→ **WORK TASK**: Check every line of the data and copy the ones where "this" appears.

→ **EXTRACTED INFORMATION**:
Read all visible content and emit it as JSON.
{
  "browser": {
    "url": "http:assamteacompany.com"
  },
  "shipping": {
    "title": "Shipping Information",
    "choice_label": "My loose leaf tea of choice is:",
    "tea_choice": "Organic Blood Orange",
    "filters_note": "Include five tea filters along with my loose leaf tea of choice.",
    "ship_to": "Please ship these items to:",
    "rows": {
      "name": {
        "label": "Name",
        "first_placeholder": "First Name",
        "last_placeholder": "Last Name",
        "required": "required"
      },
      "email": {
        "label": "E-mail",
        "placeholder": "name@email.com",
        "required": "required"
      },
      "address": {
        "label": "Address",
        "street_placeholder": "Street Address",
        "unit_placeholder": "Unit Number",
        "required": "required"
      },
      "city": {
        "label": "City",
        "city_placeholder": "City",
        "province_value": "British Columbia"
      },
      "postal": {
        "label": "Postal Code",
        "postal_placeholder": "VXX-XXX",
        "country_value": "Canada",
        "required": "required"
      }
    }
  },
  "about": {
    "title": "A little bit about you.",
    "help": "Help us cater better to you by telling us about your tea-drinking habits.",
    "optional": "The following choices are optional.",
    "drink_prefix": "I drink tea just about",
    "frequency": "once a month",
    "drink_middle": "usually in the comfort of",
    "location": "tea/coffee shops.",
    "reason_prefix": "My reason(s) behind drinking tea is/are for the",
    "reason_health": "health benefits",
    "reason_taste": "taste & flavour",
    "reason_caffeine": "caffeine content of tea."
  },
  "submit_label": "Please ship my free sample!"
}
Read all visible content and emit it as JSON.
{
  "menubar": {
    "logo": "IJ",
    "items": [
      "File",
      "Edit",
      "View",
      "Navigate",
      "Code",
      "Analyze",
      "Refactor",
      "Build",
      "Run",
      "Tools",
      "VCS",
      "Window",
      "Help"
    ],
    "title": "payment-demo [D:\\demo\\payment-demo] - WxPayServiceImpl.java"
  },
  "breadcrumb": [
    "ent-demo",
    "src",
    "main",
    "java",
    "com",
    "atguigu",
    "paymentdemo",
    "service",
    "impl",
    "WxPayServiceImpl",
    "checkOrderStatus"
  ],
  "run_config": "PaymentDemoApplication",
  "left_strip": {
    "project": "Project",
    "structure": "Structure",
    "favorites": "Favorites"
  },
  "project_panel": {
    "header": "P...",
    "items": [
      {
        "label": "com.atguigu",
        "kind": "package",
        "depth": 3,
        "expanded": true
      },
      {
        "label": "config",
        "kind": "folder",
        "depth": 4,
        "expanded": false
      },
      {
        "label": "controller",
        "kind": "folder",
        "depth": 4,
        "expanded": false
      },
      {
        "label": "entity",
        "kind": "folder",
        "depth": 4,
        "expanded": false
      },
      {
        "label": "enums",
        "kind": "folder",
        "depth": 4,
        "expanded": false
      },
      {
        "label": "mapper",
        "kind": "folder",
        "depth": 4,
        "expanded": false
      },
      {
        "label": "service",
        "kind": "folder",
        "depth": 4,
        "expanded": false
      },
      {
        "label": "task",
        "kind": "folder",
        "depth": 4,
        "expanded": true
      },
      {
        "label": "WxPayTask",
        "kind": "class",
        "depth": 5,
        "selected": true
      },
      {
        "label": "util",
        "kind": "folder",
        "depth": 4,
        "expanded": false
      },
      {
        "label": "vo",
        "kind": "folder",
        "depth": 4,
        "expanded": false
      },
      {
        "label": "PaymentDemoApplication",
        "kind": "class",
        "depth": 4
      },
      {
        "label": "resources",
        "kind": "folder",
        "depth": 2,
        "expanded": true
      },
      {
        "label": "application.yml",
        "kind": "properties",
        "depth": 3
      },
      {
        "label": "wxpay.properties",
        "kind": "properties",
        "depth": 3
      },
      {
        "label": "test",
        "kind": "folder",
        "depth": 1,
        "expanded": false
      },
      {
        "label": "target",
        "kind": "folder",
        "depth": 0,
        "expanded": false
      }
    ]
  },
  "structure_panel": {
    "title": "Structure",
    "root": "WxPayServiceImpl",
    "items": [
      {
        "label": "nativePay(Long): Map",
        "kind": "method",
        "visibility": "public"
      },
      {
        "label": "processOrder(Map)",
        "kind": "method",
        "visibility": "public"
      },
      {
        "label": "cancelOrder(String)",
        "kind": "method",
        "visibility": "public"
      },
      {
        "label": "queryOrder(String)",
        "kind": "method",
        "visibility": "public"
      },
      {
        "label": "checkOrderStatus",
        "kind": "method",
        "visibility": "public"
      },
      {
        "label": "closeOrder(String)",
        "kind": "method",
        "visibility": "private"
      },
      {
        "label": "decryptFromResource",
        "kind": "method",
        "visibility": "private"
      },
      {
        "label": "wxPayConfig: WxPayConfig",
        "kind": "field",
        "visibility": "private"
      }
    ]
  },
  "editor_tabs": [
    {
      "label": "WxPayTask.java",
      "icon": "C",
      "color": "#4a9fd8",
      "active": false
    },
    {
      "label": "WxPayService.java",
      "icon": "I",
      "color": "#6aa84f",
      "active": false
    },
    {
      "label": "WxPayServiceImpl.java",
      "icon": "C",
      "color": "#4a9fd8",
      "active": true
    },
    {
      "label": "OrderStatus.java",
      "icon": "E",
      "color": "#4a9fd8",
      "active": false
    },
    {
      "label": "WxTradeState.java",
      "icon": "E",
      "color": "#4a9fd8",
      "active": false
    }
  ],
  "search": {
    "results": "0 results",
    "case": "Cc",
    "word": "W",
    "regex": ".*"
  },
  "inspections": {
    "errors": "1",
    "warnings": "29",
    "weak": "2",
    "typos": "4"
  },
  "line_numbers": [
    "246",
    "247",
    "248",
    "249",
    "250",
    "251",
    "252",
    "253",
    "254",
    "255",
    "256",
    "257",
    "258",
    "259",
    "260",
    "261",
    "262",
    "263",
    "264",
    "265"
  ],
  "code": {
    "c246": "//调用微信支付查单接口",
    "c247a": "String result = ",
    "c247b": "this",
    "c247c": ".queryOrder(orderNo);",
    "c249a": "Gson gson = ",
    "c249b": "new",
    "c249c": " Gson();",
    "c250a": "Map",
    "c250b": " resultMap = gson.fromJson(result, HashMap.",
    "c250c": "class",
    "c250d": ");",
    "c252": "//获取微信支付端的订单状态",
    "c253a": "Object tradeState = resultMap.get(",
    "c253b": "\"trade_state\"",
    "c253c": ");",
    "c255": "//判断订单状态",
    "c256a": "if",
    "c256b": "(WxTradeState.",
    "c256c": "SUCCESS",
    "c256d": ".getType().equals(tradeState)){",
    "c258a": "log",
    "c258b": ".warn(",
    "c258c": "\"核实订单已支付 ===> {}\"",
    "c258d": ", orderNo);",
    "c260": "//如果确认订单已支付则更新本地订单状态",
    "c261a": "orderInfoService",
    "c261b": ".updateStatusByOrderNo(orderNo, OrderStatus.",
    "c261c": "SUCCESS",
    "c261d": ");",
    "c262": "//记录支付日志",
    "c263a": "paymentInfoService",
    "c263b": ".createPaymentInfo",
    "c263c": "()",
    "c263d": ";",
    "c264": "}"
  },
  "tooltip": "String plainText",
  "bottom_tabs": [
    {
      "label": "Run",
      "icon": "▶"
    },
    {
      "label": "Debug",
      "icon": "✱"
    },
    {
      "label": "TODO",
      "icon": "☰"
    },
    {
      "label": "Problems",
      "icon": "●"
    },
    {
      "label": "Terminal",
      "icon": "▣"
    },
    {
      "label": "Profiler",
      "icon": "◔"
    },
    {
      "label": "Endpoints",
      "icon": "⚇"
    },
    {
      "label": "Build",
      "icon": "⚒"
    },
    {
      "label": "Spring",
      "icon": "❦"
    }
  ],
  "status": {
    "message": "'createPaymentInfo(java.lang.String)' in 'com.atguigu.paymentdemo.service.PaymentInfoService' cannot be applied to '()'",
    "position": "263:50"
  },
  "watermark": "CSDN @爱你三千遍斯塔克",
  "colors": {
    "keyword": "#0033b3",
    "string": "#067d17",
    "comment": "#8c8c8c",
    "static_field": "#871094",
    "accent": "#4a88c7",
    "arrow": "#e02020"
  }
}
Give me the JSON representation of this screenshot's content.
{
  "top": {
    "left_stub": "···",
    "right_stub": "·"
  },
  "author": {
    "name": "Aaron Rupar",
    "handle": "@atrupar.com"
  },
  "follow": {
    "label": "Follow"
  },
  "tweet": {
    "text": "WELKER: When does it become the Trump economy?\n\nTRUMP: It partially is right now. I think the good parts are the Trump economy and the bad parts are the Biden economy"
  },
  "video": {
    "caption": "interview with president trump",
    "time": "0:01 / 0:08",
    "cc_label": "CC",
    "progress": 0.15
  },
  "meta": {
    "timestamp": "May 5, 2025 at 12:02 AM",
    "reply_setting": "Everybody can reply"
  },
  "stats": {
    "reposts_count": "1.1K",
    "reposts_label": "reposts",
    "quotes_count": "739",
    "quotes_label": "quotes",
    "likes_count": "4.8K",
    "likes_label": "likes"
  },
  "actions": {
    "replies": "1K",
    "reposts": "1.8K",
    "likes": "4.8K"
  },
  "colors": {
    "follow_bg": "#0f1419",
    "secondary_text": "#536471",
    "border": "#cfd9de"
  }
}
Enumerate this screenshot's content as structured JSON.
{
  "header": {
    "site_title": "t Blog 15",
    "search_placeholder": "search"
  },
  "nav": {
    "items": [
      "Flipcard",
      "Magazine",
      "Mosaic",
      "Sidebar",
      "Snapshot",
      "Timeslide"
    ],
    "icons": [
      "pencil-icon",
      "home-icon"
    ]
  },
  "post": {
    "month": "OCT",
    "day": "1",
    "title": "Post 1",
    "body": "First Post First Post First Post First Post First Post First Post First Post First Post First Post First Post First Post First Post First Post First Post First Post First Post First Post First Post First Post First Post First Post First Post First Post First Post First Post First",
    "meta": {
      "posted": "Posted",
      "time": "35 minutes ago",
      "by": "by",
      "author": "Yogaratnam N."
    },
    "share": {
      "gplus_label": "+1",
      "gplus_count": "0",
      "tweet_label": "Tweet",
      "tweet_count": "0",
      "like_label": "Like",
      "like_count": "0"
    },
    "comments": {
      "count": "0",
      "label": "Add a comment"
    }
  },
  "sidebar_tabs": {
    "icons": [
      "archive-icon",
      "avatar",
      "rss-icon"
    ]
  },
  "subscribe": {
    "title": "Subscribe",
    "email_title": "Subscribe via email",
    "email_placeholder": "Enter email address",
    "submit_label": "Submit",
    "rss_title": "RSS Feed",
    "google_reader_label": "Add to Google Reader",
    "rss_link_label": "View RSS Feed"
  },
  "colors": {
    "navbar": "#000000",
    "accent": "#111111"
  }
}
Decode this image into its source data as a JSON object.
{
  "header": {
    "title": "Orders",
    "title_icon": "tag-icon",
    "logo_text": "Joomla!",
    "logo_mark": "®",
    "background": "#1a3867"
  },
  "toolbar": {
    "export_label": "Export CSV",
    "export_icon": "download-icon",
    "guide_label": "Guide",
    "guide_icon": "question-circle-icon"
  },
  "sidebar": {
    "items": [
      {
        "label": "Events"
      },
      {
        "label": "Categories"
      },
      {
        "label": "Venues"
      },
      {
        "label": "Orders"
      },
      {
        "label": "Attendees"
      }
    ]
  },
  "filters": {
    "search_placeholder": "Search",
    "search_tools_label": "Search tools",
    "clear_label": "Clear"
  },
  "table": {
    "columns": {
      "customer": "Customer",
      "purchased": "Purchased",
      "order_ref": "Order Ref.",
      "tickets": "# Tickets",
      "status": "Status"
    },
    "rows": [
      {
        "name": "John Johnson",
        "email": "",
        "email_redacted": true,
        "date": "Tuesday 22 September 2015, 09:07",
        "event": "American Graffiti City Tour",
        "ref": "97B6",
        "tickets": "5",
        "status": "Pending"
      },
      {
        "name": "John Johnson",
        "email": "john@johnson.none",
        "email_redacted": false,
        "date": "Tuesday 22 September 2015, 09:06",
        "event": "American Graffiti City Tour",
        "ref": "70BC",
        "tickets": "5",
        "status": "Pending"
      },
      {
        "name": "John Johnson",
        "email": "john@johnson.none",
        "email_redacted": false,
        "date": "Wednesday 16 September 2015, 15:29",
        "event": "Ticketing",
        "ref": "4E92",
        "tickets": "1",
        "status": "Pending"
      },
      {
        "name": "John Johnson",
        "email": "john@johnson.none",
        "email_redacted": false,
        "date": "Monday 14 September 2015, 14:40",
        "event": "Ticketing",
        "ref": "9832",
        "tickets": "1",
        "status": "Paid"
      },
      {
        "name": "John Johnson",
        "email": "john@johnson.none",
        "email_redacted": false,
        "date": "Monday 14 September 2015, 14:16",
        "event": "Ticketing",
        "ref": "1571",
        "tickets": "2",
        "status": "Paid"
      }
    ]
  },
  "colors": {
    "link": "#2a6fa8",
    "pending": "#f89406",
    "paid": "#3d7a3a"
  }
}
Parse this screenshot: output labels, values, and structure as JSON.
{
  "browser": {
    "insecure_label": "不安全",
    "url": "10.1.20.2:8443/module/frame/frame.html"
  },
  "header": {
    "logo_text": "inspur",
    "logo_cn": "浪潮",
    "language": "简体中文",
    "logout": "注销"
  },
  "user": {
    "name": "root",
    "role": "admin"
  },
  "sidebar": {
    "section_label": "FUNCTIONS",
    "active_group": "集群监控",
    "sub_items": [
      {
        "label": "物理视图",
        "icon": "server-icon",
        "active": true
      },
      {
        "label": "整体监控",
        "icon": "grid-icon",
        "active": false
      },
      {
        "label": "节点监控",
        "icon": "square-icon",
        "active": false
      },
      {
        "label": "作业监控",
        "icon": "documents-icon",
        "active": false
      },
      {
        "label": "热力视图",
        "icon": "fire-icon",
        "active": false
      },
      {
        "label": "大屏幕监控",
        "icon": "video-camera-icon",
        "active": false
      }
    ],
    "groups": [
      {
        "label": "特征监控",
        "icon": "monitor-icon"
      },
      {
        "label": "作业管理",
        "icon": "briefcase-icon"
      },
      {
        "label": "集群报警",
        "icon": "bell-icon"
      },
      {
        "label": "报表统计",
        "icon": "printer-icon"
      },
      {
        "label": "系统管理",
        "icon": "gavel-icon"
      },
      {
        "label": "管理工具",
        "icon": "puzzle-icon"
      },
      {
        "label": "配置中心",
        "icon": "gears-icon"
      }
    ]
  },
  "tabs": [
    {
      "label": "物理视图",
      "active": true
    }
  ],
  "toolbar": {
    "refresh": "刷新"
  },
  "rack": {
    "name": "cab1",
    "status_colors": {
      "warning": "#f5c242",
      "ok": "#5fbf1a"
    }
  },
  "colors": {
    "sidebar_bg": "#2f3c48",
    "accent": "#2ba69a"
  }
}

→ **OUTPUT OF THE TASK**:
    "c247b": "this",
Give me the JSON representation of this screenshot's content.
Enumerate this screenshot's content as structured JSON.
Decode this image into its source data as a JSON object.
Parse this screenshot: output labels, values, and structure as JSON.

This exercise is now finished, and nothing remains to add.